#### Component data from apps and pages
↓↓↓
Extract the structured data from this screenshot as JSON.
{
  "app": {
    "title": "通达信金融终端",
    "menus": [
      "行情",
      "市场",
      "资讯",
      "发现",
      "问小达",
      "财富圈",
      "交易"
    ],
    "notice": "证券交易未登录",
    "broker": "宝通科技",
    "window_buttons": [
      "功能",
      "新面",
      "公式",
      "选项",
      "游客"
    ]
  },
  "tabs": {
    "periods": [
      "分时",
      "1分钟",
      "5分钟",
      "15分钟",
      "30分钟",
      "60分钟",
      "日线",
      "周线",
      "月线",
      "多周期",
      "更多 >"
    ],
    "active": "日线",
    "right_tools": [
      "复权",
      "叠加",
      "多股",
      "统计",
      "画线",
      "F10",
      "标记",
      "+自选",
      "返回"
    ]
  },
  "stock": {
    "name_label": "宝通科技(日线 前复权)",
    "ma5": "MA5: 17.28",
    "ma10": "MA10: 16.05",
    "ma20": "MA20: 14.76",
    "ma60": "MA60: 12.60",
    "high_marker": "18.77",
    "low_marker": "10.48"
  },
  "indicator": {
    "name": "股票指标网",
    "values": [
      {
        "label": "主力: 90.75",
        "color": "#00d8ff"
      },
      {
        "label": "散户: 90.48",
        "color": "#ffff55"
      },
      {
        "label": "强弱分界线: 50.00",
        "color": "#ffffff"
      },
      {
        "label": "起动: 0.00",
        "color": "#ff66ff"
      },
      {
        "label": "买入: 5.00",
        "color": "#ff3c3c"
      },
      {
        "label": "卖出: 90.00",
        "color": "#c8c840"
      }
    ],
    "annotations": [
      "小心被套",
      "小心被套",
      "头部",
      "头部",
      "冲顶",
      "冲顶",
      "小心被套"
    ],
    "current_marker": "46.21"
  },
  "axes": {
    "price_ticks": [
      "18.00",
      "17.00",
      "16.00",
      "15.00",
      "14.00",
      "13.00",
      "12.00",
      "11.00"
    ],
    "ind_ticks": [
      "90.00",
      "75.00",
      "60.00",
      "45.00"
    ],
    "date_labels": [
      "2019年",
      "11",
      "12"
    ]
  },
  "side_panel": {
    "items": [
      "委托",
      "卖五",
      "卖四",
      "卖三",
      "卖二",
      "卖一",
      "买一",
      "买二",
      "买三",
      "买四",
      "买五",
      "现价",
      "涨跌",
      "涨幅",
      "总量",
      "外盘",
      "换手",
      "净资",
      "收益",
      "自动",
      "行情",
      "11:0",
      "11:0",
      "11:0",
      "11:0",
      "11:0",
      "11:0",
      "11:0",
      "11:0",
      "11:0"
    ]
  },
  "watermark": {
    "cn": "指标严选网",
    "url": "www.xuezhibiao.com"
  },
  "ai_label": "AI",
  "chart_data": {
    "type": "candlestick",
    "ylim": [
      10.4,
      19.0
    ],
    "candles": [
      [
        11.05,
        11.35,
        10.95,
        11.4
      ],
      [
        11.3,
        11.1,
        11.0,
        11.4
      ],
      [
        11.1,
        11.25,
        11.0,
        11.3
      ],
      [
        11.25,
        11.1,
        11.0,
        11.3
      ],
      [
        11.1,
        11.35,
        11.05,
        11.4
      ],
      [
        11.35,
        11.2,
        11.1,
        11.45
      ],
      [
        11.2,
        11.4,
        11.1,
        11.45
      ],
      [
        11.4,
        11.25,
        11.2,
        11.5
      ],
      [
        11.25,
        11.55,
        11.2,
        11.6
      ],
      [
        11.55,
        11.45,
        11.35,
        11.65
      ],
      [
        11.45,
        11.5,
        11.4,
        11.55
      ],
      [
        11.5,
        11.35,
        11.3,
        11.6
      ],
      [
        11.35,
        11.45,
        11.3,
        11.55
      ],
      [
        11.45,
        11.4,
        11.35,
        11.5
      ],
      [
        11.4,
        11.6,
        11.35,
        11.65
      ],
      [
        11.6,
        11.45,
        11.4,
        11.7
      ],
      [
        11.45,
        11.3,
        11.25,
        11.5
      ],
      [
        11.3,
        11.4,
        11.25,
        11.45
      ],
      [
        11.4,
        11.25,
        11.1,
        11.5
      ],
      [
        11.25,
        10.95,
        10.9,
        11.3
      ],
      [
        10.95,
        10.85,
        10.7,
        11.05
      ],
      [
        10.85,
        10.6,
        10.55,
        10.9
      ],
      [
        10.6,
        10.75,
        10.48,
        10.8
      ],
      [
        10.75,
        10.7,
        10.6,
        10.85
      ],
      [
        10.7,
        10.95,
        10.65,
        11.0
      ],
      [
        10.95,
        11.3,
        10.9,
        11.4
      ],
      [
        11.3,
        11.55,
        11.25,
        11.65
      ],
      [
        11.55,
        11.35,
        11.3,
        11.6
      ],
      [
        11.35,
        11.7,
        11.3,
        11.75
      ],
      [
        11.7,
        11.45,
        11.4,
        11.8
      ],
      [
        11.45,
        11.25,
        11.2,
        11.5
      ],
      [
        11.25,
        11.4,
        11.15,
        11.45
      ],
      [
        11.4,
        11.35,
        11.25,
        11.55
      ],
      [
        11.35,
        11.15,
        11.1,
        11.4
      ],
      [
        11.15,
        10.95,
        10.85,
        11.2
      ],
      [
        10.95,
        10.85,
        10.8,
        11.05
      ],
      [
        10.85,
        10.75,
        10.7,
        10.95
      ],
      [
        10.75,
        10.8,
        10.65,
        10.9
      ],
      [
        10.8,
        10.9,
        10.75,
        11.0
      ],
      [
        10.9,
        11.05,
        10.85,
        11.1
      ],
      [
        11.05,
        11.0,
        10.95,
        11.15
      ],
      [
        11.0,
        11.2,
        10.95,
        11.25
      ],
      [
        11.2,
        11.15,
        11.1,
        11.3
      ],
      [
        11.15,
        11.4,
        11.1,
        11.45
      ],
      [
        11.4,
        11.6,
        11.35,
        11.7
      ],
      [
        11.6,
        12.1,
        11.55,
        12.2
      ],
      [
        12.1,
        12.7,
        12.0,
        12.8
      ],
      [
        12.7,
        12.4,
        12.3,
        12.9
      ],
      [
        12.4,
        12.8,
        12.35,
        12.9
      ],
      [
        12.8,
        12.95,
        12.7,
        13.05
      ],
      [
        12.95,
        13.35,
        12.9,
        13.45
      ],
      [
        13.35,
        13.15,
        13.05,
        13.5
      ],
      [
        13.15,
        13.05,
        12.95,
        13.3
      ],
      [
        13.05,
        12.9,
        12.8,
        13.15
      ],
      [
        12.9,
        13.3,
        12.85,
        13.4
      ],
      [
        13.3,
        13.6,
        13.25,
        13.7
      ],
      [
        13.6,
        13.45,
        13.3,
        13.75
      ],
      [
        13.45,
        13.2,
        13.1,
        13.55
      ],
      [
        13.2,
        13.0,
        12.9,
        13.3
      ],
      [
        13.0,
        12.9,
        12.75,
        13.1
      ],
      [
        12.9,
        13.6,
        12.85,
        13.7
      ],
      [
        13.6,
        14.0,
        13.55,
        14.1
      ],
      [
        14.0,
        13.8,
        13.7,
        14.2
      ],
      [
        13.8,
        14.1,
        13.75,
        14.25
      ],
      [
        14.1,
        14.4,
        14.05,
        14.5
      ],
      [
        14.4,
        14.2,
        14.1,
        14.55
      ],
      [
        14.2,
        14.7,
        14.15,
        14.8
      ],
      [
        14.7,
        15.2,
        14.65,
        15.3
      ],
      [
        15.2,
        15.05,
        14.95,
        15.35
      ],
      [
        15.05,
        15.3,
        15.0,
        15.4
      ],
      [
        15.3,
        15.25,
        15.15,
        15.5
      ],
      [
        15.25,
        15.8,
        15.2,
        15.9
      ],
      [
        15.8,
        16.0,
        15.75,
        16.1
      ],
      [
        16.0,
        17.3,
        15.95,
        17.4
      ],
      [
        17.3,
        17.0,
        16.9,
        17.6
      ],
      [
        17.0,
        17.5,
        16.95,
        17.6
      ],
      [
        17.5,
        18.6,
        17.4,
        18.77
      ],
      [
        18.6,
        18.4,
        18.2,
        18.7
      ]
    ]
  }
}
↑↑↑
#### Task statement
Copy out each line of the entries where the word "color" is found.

#### Written solution
        "color": "#00d8ff"
        "color": "#ffff55"
        "color": "#ffffff"
        "color": "#ff66ff"
        "color": "#ff3c3c"
        "color": "#c8c840"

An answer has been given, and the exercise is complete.